Carmack's comments, especially given his pro-Linux stance in the past, highlight the lack of native Linux games. He even went so far as to say, "The conventional wisdom is that native Linux games are not a good market. Id Software tested the conventional wisdom twice, with Quake Arena and Quake Live. The conventional wisdom proved correct. Arguments can be made that neither one was an optimal test case, but they were honest tries."
While Carmack laid out the business issues with native Linux games, he suggested that the way forward is through using Windows emulation by improving the performance of Wine. ("Wine" is an acronym that stands for "Wine Is Not [an] Emulator", but in effect it accomplishes the same thing.)
He said, "I truly do feel that emulation of some sort is a proper technical direction for gaming on Linux. It is obviously pragmatic in the range of possible support, but it shouldn't have the technical stigma that it does."
Carmack gave a nod to Valve's Steam content distribution service, saying it might provide a "plausible path forward". Valve recently ported its Steam client to Linux and is working on expanding its library of games that run on Linux, however the firm is in a unique position due to its ability to develop, publish and distribute its titles through its own Steam content distribution system.
Carmack's stark views about the economics of publishing native Linux games might influence games developers to wait for Wine performance to improve before committing resources towards Linux, but then again, that is a goal that might never be achieved. µ
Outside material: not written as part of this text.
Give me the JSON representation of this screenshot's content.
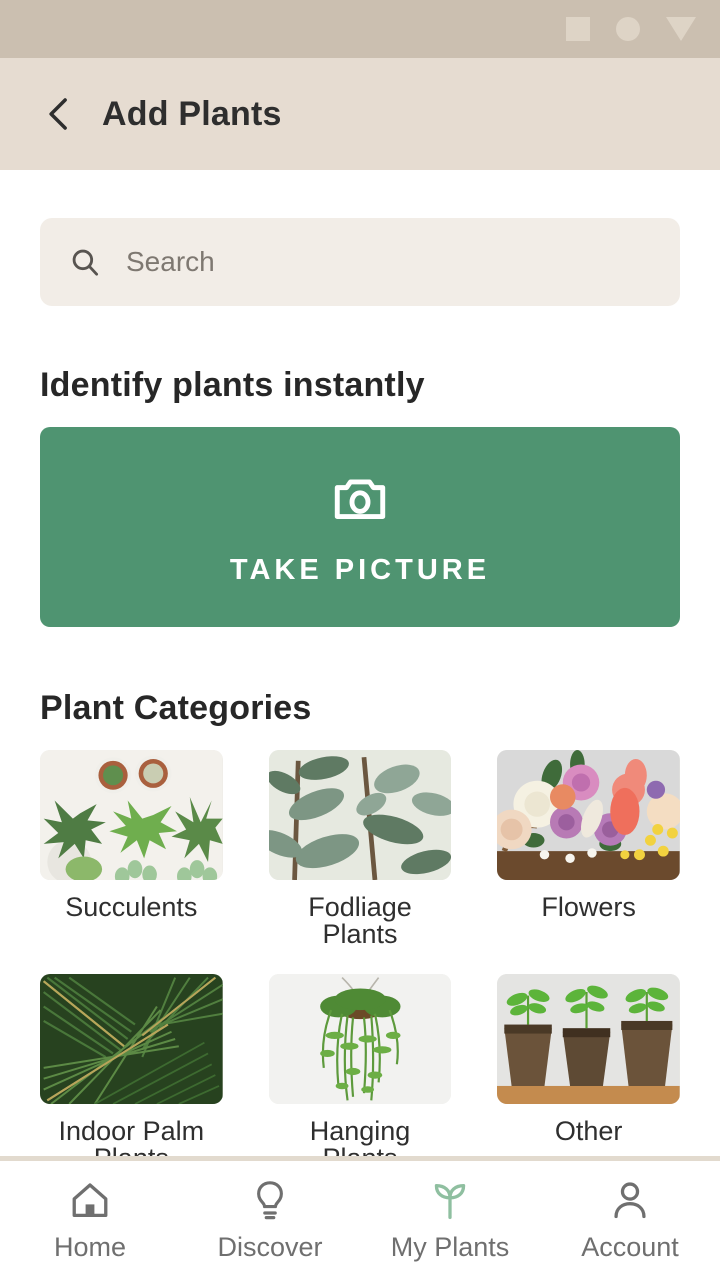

Nothing to see here, apparently
Oh and by the way, it's a hundred quid from July
Hurry up Google I/O!
We round up the best handsets available today